Even today there are many examples of this dynamic around us -- some obvious, others still only speculative. Since the situations vary wildly, I will mostly focus on specific industries or products, and try to name some affected stocks where they can be found.
Not long ago, paging was a nascent industry, filled with growth and huge cash flow generation. Once the companies had their wireless networks built up, the money simply rolled in from the subscriptions.
Then along came cellular telephony, SMS and wireless data. And pretty soon paging was thoroughly obsolete, only surviving in very specialized applications (niches) while the subscribers slowly bled away.
For a while, there were several quoted stocks in this sector, trading at deep discounts. The discounts weren’t innocent, and were not value opportunities; they were admission by the market that obsolescence was unavoidable.
Presently, while a large number of small paging companies can still be found, the quoted stocks are rare and small. I only managed to find Aquis Communications Group, a penny stock, and USA Mobility (USMO), which is facing the unrelenting erosion of its messaging business, and is trying to diversify by acquiring a company outside that line of business.
Yellow Pages, Directories
As recently as 5-6 years ago, the Yellow Pages were seen as a stable business meriting a large (sometimes huge) premium for their cash generation. Yet it was already obvious then that obsolescence was around the corner. The huge growth of the internet, together with the growing popularity of search engines – particularly Google (NASDAQ:GOOG), which was already turning into a verb -- meant that soon people would stop opening those huge paper directories.
The Yellow Page debacle was particularly heavy in Europe, where stocks such has Yell Group, Pagine Gialle, PagesJaunes Groupe, RH Donnelley and others had been widely promoted. In the U.S., two stocks can be found.
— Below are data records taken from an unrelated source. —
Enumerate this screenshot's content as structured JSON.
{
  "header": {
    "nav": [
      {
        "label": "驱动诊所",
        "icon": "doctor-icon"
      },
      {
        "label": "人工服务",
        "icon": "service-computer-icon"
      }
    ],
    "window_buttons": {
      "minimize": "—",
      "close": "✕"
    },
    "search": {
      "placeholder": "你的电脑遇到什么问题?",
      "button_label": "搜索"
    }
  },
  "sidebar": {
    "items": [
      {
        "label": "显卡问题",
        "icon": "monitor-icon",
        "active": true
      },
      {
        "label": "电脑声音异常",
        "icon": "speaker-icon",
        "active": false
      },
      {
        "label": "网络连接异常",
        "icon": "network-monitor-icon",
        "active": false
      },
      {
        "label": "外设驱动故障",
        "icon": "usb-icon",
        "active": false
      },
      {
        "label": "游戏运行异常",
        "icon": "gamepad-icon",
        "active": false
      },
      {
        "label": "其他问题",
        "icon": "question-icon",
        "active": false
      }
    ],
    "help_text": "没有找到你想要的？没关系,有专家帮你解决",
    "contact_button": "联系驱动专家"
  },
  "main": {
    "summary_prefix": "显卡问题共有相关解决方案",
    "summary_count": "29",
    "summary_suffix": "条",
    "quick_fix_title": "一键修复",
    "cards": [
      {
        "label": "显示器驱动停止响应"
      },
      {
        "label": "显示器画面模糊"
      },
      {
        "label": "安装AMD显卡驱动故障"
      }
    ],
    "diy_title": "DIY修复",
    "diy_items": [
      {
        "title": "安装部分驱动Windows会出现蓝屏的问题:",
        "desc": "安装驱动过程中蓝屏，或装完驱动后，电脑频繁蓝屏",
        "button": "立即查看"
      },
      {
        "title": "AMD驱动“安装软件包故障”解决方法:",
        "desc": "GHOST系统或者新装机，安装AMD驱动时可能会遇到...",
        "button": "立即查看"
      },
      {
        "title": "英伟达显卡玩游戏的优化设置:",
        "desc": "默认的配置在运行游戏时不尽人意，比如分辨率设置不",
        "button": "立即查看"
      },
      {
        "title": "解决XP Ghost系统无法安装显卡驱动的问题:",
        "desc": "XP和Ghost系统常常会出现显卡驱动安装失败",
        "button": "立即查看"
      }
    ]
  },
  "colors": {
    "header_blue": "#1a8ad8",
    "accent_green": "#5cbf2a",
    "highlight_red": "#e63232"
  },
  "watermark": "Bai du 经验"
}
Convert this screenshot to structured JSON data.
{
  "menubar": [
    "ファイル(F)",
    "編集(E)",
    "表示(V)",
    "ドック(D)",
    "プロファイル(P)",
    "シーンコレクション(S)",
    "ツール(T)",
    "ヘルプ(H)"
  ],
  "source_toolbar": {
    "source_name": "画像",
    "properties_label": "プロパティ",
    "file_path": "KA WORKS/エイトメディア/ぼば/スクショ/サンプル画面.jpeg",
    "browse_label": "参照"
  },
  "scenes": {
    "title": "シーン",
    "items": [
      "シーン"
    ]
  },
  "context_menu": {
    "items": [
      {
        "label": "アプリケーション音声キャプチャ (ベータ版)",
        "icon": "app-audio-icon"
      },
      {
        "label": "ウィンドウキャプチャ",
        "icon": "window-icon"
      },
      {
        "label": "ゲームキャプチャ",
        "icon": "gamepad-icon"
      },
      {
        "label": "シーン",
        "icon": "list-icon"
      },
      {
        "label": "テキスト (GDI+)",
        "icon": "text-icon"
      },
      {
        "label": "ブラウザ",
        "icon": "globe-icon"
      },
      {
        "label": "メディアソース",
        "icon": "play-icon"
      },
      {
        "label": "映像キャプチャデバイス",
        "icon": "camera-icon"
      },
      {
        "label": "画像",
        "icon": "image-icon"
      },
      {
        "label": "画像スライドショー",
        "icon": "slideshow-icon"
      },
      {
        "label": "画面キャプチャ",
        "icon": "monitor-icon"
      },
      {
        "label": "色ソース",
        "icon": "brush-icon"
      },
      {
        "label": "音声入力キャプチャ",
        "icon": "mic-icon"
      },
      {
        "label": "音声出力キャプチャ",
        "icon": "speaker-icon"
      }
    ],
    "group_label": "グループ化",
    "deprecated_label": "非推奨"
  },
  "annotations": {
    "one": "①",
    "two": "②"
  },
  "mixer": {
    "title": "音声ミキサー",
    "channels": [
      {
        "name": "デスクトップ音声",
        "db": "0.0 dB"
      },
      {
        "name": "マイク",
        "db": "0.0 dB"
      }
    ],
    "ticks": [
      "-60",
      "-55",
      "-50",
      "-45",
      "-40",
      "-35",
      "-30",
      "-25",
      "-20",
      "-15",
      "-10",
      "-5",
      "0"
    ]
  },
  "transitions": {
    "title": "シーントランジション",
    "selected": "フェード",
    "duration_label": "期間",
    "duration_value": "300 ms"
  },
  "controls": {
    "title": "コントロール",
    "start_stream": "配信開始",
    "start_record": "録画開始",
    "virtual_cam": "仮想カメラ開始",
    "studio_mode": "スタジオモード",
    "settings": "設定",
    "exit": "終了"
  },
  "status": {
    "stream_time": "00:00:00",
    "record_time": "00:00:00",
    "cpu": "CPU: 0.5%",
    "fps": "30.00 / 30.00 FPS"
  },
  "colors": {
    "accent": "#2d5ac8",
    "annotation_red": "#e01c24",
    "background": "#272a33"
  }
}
Both IPO'd when the endgame was already obvious: Dex One Corporation (DEXO) and SuperMedia (SPMD). This presented a rare confluence – there were these incredibly overvalued stocks that were soon to be obsolete. The fall was thus magnified greatly, as seen below.
Also important, would you guess who was promoting these stocks when they were about to undergo these terrific plunges? The big brokers were. Why? Because many of these stocks were involved in investment banking operations, and there was money to be made in commissions. There’s a huge lesson to be learned here – you can’t trust research when there’s money to be made, even under very obvious situations (and the situation was obvious, I even wrote about the death of Yellow Pages back then – in Portuguese).
Those stocks named in the prior industries have already imploded. Presently, the following sectors seem to be under similar pressure:
Just 2-3 years ago, when you thought about mobile gaming, you’d think about Nintendo’s (OTCPK:NTDOF) DS or Sony's (NYSE:SNE) PSP. Then along came the iPhone, then Android, and then the iPad and tablets in general, with increasingly powerful CPUs and GPUs (Graphical Processing Units).
So it’s now pretty clear that you’re no longer restricted to a built-for-purpose device to get your mobile gaming. And indeed, you’re increasingly likely not to need one at all. Nintendo is still trying to differentiate its new Nintendo 3DS, while Sony does the same with the PSP Vita, but the writing is already on the wall. Mobile gaming will migrate to smartphones and tablets, and the built-for-purpose devices will simply fade away slowly.
Regarding these two companies, the impact will be larger on Nintendo, given that the mobile gaming business represents more of its entire business. Sony has other problems as well, but still mobile gaming is a smaller part of the enterprise.
Much like the fate of the purpose-built handheld gaming devices, the fate of the purpose-built handheld GPS is going the same route. Mostly every smartphone has GPS capability; many of the tablets also have it. It’s just a matter of time until the purpose-built handheld GPS fades away.
So will TomTom and Garmin (NASDAQ:GRMN) fade away as well? If they were tied only to the developments on the consumer GPS market, yes, they would fade away. Luckily, these companies had an additional lifeboat to turn to – the OEM automobile market. It hasn’t gone unnoticed that the GPS systems integrated into automobiles were usually well behind the handhelds in functionality, so these companies are now collaborating with the auto makers to integrate their systems, creating an escape route for their businesses.
Given this development, although the handheld consumer GPS business will fade away, it’s not so obvious that these two suppliers to that market will fade away with it.
When looking at a possible value opportunity, consideration has to be given as to whether one is looking at an obsolescence situation. Technological change is rather fast in our days, and it’s easy to get trapped in a sector that has no viable way to turn its fate around.
Disclosure: I have no positions in any stocks mentioned, and no plans to initiate any positions within the next 72 hours.